The girls were each given 1000 yen of their New Year gift money to have as their own in their wallets. Amy is pretty oblivious to it and asked me to keep her wallet for her as she kept losing it. Meg is very aware of her money and takes it out to count and sort and re-arrange. She has kept all her receipts from her purchases and annotated them 'pink eraser from Matsumoto' etc.
While in theory I have given them this money to use as they please in reality I don't want them to waste it... so I tend to strongly encourage careful thought on their purchases.
This morning they both wanted to walk down to the vending machine (no shops within coo-ee of here but we have a vending machine) and buy a drink.
"How much is a drink, mummy?"
"Cans are 120 yen and bottles are 150 yen."
"If I put in two one hundred yen coins I'll get money back?"
"Yes. But it's not 200 yen that comes back, honey. It's the change. That means if you buy a bottle you will put in 200 yen and only get back 50 yen."
"It's your money. If you want to buy a drink you can. But then you'll have less money left in your purse. That's what happens when you buy something."
"Or you can have a drink of milk or water or apple juice here and save your money."
"How much is milk?"
"At home? It's free."
"Free?? No money?!"
"Of course. It's always fr-"
"AMY!!! Come here!! Mummy said we can drink milk for FREE!!"
Part three: the budding entrepreneur.

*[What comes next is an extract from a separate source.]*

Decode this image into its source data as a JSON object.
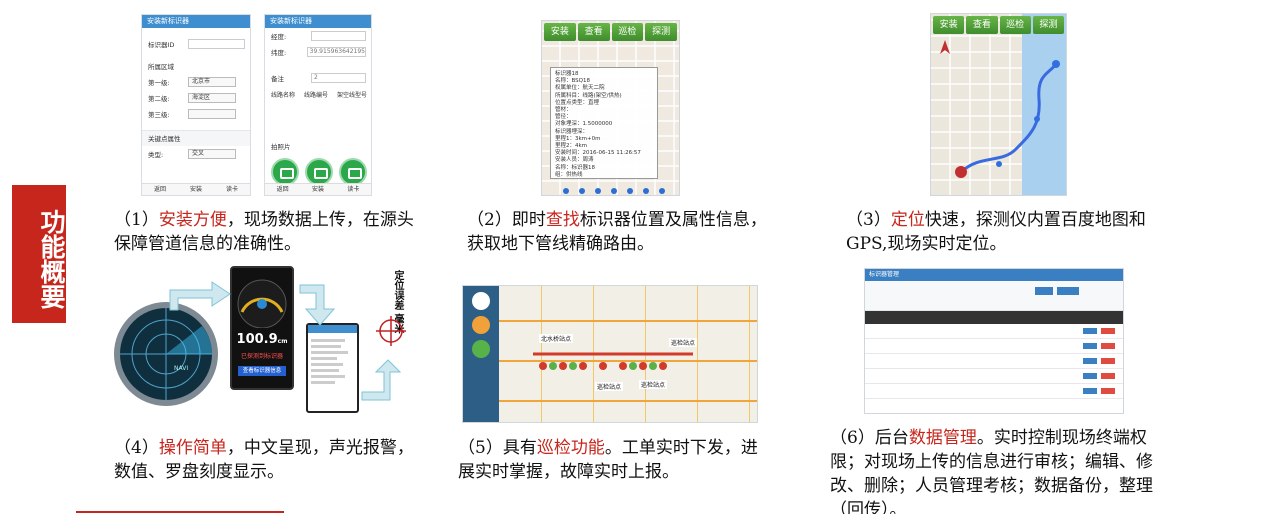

A miso salesman came to the door seeing if we wanted to order any. Meg thought he was giving it away and couldn't understand why I said no. When I explained that that's how he makes his money- he sells miso, she had a light bulb moment.
For the rest of the afternoon she and Amy set up shop in the living room. They dragged most of the toys from the playroom in there, grabbed the hello kitty toy cash register and ripped up some paper to make price tags. K and I were then invited to come and make a purchase:
When I commented that the prices were a little on the expensive side I was told that they needed to make money. I pointed out that the eraser had been bought at the 100 yen shop and used for a couple of months since then so it seemed a bit cheeky to now sell it for so much....
"If you don't have enough money go and do some more work. Next time bring enough money when you come shopping please."
Ouch. I hope the next money based lesson is on ethics or better yet- charity!